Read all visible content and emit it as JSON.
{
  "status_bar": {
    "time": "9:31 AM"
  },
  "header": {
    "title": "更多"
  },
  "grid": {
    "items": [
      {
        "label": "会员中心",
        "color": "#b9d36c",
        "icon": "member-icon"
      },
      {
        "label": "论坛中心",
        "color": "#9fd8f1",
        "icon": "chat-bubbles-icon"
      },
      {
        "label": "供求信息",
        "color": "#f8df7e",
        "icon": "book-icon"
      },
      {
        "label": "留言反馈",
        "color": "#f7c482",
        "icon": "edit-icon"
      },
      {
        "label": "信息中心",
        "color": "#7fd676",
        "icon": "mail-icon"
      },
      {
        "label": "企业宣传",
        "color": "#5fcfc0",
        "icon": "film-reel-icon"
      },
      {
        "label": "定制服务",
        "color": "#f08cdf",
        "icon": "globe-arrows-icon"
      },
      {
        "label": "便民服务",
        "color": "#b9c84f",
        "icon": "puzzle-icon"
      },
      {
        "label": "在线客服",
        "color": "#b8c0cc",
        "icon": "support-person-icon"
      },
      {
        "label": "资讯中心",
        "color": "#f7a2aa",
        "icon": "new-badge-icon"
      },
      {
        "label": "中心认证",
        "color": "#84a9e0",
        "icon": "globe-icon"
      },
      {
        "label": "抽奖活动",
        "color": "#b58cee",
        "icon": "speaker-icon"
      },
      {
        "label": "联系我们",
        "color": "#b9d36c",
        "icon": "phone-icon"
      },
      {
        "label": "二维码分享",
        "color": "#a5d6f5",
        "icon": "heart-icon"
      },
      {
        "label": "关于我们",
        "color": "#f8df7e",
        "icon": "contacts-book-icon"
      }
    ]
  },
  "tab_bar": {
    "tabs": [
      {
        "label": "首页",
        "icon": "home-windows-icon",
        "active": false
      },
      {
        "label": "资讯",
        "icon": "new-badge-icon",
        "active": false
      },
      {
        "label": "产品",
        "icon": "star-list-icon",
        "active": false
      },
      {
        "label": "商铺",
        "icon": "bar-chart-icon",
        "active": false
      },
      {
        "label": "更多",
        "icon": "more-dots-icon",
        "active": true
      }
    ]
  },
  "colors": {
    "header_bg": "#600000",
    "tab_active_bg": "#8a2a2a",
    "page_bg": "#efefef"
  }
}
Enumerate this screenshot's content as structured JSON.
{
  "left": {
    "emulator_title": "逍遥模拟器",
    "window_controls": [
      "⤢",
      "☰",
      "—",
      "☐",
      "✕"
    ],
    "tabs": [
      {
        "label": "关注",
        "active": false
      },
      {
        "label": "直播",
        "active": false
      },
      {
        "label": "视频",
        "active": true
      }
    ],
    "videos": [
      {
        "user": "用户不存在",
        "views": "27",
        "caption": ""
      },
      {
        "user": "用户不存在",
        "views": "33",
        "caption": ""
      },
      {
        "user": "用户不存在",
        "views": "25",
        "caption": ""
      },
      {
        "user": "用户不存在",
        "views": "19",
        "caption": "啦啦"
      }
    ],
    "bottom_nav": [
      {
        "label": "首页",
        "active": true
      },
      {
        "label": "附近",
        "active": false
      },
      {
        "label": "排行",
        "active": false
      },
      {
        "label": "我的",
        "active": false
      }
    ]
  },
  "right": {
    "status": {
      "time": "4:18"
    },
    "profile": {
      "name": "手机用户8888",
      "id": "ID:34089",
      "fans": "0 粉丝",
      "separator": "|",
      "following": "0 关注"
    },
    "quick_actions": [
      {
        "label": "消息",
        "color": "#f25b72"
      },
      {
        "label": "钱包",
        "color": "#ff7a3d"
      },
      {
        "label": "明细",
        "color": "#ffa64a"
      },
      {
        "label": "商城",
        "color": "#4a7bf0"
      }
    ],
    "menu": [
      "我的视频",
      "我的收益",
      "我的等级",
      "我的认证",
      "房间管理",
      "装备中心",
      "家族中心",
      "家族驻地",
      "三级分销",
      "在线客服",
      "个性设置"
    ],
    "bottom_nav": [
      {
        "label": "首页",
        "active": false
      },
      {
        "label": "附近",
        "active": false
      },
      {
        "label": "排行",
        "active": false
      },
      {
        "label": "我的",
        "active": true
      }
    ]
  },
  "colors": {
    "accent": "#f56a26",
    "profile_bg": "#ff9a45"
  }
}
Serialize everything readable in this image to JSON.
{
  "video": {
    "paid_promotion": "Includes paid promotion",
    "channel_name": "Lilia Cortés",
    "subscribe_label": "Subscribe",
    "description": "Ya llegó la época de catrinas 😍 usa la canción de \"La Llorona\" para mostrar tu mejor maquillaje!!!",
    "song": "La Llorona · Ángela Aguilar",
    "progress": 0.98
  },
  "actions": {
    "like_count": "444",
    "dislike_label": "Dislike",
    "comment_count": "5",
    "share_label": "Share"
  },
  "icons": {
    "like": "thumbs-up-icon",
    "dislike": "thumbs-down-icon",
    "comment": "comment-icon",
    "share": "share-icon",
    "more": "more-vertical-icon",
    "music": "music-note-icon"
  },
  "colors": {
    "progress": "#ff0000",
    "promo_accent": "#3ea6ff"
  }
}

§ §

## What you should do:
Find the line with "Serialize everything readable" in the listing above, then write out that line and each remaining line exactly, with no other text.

## Response for this exercise:
Serialize everything readable in this image to JSON.
{
  "video": {
    "paid_promotion": "Includes paid promotion",
    "channel_name": "Lilia Cortés",
    "subscribe_label": "Subscribe",
    "description": "Ya llegó la época de catrinas 😍 usa la canción de \"La Llorona\" para mostrar tu mejor maquillaje!!!",
    "song": "La Llorona · Ángela Aguilar",
    "progress": 0.98
  },
  "actions": {
    "like_count": "444",
    "dislike_label": "Dislike",
    "comment_count": "5",
    "share_label": "Share"
  },
  "icons": {
    "like": "thumbs-up-icon",
    "dislike": "thumbs-down-icon",
    "comment": "comment-icon",
    "share": "share-icon",
    "more": "more-vertical-icon",
    "music": "music-note-icon"
  },
  "colors": {
    "progress": "#ff0000",
    "promo_accent": "#3ea6ff"
  }
}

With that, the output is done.